        • Not only that, but look at GDP growth. Golden Boy went 8 straight years without breaking 3% (only president not to break 3% in at least one year). Now we’re busting 4%, possibly 5%, despite the cries of “IMPOSSIBLE” from the congenitally life-challenged people on the left.

        • (sorry, overlooked your middle paragraph)

        • TinnyWhistler

          ” improvement in treatment of veterans”
          Let’s start by improving systems of healthcare. Mental illness and suicide as well as physical health are huge concerns for veterans. I think it’s much more important to meet peoples’ needs than it is to pat them on the head and tell them they’re appreciated. Pats on the head don’t pay for medical bills.

          “Encouragement for POWER thru coal and oil mean INDEPENDENCE for USA from foreign interests.”
          Maybe for coal, but certainly not for oil. Oil isn’t even a major source of power for the US, other than for cars. Most of our power comes from electricity generation. Electricity generation is primarily burning coal and natural gas, which are domestic. Things like electric cars and reducing the use of plastics will help reduce our dependence on foreign oil. To offset that, we should increase our electricity production, including through renewable means like offshore wind and solar.

    • Vince Juarez

      You guys always bring up this we can’t get over Hillary losing .The only one’s that bring it up are you guys because you have nothing else to fall back on. We have moved on and ready to get the country back into shape. One thing, when a Democrat becomes president he has a BIG mess to clean up from a Republican president and then comes a Republican president to mess it up again .It’s been happening for awhile now

    • Vince Juarez

      Everything you are saying is not from Trumps doing. It was from Obamas doing. And thats one President you guys love to hate but can’t come close to his achievements

  • The Mouse Avenger

    He was and still is utterly despicable as a human being.

    What?! O_O You truly think that Bill Clinton is a despicable person?! 🙁 I cannot hold back from saying I disagree with you highly on that matter. I mean, of course, there was the whole infidelity thing, but one extramarital affair does not a despicable person make. Other than that, I find him to be a very, very good person–certainly much better than Trump, at any rate!

    Also, do forgive me, but I personally wouldn’t go so far as to say that Obama made many, many mistakes.

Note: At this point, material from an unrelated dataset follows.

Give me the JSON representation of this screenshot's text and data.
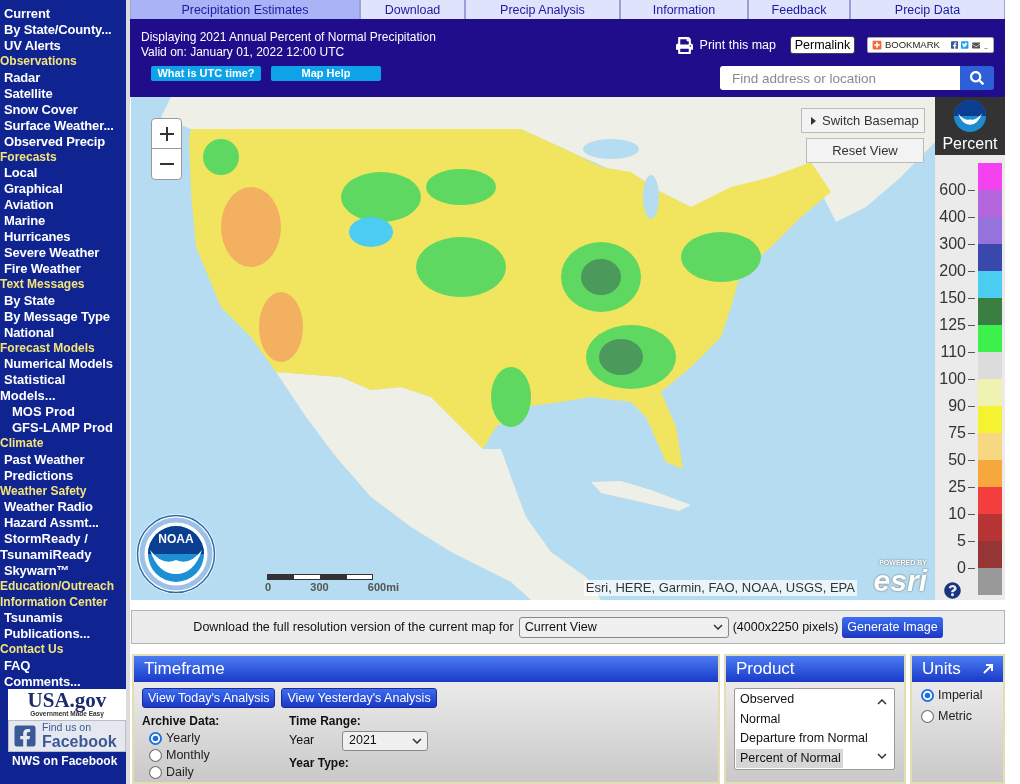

Any mistakes he may have made, I feel, are far fewer than his accomplishments & achievements. ^_^

    • What about giving a DNA facial to a 21 year old intern? Was that not despicable?

      • Reese

        And, how do you prepare your cigars for smoking?